Work order: Tell how many lines of the data below have the string "with" in them. Say nothing more.

Exercise inputs:
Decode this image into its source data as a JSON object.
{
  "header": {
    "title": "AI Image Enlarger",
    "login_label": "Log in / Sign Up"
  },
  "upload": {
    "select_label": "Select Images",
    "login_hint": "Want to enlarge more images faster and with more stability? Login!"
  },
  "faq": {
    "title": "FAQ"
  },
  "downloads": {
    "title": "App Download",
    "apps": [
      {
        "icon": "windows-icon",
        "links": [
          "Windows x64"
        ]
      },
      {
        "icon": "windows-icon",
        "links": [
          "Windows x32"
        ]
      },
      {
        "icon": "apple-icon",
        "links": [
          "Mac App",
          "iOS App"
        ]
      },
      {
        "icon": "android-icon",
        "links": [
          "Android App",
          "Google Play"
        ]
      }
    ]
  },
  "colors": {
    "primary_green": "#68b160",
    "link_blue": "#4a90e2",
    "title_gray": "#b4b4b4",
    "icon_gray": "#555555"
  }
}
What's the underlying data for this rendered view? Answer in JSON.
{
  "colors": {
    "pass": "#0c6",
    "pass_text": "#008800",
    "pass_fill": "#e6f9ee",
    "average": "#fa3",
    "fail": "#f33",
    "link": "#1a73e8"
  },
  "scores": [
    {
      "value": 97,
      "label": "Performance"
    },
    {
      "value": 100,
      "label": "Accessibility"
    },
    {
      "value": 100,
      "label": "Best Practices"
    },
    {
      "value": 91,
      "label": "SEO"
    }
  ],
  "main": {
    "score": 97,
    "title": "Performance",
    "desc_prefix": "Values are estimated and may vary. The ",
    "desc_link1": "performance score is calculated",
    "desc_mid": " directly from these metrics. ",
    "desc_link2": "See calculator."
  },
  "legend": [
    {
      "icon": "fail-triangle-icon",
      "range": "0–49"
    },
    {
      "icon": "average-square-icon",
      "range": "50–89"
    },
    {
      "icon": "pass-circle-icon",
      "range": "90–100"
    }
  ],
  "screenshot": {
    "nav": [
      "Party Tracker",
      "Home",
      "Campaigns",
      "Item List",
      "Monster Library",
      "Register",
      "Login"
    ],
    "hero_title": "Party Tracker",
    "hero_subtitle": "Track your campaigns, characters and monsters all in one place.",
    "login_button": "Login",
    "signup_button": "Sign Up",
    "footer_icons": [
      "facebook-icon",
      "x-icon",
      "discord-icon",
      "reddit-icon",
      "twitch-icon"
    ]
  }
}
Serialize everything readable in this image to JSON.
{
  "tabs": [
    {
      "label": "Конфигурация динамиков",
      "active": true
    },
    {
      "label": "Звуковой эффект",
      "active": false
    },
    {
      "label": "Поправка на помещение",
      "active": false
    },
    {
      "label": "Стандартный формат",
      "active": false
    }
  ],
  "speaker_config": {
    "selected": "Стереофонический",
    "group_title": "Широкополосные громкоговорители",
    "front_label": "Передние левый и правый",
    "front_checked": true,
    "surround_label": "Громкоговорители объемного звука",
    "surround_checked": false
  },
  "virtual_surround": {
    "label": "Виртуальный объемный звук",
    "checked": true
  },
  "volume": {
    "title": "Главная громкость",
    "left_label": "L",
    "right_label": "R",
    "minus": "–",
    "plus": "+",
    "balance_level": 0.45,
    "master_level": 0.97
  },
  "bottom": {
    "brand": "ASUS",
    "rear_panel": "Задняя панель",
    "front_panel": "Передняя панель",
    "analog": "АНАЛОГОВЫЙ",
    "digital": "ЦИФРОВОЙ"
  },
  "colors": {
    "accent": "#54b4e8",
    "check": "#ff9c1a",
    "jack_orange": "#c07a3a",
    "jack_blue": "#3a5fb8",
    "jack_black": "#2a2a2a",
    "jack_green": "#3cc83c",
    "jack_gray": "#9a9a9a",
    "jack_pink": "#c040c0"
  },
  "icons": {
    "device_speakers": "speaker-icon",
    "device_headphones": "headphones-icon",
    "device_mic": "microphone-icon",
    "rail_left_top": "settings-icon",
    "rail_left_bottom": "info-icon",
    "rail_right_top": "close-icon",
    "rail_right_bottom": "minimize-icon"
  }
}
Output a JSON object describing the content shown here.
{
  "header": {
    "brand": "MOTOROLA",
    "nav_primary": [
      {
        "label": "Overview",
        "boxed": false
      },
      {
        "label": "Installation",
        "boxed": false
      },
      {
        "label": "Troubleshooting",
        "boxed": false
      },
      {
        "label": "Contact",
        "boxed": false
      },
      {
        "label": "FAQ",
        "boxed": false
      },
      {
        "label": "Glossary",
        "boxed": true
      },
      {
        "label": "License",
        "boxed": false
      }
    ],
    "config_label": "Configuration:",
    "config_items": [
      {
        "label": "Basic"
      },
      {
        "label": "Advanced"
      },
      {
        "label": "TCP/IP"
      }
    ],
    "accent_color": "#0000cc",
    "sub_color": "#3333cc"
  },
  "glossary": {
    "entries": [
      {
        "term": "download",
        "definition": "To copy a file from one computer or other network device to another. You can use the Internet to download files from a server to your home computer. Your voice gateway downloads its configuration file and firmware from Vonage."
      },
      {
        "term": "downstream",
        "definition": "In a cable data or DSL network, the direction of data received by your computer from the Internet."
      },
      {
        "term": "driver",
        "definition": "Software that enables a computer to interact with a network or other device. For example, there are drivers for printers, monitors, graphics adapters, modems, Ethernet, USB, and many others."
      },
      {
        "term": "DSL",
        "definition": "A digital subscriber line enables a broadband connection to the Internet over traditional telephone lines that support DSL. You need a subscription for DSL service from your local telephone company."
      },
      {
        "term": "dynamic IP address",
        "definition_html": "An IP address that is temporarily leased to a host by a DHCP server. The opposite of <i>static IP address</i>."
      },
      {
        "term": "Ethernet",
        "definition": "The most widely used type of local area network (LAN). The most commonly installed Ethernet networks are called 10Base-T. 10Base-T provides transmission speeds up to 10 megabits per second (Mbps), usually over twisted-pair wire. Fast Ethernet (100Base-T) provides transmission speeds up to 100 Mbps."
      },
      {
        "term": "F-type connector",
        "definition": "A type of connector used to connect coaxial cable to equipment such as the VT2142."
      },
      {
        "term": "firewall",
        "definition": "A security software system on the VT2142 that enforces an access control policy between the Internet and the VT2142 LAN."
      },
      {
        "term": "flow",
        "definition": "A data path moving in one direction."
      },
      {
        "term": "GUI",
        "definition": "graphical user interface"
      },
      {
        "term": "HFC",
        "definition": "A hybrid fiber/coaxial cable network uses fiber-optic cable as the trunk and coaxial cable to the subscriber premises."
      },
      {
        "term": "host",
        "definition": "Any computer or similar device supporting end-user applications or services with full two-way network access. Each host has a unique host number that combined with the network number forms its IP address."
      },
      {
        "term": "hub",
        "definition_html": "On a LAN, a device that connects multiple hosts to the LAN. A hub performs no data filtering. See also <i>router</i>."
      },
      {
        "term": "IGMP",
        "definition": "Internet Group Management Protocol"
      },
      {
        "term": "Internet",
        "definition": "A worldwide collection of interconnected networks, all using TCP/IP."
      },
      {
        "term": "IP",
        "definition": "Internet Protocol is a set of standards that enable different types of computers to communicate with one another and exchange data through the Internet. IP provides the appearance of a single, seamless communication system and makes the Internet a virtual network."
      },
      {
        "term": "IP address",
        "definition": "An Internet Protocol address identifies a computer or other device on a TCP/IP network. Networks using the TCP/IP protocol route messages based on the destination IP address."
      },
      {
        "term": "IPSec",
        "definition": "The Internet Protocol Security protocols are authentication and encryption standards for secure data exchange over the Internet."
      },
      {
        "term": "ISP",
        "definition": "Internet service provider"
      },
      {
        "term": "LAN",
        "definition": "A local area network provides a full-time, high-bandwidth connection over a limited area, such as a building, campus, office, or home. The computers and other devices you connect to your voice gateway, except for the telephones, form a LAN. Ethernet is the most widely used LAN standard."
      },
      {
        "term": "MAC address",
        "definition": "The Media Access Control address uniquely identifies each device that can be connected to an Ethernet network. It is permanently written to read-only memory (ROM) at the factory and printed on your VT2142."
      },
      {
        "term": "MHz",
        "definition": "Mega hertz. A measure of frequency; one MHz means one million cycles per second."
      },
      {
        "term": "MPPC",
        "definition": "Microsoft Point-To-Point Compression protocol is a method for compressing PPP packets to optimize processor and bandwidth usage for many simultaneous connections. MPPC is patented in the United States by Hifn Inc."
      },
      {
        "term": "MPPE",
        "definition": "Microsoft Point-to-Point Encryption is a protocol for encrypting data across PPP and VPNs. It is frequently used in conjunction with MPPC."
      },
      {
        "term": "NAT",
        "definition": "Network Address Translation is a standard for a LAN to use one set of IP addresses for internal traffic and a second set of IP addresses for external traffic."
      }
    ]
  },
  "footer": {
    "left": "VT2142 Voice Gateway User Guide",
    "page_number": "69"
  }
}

Answer area: 5